Problem requirements » Find the number of lines below in which the word "From" appears, and write that number only.
┌──
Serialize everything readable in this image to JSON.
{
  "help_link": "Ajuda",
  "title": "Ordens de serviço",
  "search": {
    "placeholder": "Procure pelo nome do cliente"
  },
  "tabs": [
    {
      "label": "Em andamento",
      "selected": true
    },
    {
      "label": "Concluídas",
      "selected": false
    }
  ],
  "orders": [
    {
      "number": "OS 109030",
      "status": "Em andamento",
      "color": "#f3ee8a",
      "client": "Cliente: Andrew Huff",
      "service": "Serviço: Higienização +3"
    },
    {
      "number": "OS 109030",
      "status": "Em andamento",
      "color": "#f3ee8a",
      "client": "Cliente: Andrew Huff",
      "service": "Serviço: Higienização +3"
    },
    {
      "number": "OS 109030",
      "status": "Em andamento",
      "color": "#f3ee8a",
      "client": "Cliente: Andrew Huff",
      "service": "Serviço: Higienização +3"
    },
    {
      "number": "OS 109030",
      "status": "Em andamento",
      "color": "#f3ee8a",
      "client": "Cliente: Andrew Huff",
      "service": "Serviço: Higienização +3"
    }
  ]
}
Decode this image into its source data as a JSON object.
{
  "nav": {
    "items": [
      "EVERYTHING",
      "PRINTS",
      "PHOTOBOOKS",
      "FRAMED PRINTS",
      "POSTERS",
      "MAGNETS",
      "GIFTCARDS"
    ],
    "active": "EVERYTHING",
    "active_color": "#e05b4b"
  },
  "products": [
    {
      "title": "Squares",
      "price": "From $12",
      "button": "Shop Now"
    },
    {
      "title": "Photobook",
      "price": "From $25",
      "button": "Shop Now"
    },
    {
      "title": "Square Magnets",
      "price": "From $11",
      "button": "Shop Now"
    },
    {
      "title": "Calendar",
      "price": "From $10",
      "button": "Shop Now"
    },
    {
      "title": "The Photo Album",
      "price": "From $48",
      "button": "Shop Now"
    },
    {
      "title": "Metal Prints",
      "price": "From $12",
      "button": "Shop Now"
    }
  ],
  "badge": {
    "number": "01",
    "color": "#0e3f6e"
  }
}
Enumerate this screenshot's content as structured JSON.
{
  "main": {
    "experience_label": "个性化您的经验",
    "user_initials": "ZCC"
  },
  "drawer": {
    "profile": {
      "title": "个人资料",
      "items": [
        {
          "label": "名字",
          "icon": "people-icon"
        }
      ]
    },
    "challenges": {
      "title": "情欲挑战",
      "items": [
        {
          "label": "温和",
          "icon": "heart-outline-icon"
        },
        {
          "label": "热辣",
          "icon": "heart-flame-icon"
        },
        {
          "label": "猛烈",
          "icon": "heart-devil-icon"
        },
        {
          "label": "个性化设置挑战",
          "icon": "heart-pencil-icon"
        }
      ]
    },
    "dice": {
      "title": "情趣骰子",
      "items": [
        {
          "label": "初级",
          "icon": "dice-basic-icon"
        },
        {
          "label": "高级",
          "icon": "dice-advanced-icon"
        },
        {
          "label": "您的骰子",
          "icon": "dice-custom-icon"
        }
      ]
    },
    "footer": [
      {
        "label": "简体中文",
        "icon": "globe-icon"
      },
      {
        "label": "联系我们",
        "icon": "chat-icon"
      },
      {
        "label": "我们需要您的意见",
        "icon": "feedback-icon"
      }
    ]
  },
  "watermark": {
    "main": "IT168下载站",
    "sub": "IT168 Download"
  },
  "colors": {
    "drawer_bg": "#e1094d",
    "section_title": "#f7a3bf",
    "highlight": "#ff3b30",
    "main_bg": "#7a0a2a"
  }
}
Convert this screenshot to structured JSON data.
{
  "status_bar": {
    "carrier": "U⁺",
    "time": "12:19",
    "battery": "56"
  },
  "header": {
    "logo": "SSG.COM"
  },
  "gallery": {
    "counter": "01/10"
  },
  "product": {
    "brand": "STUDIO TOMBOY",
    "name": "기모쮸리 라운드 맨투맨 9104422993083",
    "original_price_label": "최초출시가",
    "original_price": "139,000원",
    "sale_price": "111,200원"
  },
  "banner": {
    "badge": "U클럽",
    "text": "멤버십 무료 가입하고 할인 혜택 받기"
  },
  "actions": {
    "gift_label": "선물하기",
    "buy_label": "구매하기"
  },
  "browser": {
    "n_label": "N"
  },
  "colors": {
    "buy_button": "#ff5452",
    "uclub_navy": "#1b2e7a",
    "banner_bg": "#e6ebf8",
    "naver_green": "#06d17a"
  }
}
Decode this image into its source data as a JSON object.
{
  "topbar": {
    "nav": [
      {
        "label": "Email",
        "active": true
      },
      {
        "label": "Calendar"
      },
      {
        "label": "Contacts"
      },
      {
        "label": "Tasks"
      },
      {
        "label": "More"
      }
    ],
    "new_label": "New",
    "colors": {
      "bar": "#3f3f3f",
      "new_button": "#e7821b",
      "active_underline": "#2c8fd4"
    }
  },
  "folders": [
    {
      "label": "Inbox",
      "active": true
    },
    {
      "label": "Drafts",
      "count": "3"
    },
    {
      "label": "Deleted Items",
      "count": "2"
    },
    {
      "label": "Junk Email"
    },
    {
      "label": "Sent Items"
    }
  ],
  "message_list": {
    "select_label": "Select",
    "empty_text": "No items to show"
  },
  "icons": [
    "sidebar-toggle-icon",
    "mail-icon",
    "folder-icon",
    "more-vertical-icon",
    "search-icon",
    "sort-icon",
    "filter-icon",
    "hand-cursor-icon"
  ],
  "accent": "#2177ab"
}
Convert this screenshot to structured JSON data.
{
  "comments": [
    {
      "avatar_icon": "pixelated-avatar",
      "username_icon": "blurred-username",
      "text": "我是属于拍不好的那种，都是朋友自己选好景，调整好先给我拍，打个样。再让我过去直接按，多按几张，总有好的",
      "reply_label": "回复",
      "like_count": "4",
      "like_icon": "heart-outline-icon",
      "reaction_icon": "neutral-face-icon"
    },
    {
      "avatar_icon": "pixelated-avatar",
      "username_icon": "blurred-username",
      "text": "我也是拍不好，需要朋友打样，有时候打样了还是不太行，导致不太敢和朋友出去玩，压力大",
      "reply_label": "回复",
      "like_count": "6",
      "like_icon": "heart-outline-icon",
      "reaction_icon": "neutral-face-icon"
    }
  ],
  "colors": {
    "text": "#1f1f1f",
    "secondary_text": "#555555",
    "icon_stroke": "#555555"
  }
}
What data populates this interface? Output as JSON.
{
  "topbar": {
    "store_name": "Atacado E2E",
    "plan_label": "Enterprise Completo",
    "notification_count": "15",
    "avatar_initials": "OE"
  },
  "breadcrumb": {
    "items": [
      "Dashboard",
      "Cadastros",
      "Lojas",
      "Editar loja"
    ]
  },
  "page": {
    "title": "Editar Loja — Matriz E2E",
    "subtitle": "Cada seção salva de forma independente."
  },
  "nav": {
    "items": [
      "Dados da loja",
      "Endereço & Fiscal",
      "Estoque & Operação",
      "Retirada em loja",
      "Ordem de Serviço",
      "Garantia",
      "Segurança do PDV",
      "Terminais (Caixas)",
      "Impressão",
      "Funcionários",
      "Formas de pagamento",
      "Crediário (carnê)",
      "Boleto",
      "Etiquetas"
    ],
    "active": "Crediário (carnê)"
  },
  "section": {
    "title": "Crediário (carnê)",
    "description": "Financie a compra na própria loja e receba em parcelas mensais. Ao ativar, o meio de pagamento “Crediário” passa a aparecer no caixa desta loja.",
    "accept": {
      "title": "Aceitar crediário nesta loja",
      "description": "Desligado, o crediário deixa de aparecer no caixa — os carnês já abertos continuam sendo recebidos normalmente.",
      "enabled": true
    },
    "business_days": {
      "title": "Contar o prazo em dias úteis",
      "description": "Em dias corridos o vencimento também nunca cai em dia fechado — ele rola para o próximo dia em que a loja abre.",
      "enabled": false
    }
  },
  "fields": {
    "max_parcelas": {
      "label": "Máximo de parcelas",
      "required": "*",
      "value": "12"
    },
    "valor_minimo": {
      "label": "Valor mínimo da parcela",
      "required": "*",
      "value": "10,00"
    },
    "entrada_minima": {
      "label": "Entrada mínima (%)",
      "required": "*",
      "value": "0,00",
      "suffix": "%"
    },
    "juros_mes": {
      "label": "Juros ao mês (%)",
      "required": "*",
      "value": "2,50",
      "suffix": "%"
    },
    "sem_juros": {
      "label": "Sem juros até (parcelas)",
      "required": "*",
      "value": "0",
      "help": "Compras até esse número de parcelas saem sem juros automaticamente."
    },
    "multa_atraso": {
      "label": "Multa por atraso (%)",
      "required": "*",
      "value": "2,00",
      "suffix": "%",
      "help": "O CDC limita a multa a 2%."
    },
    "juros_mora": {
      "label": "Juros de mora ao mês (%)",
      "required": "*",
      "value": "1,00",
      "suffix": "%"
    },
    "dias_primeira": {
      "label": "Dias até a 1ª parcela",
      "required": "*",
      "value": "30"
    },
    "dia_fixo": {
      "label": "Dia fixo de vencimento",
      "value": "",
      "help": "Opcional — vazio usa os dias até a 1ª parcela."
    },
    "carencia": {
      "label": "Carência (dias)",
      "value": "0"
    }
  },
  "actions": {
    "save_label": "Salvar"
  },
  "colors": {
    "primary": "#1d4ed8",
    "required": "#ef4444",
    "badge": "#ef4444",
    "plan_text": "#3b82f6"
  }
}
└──
Response » 6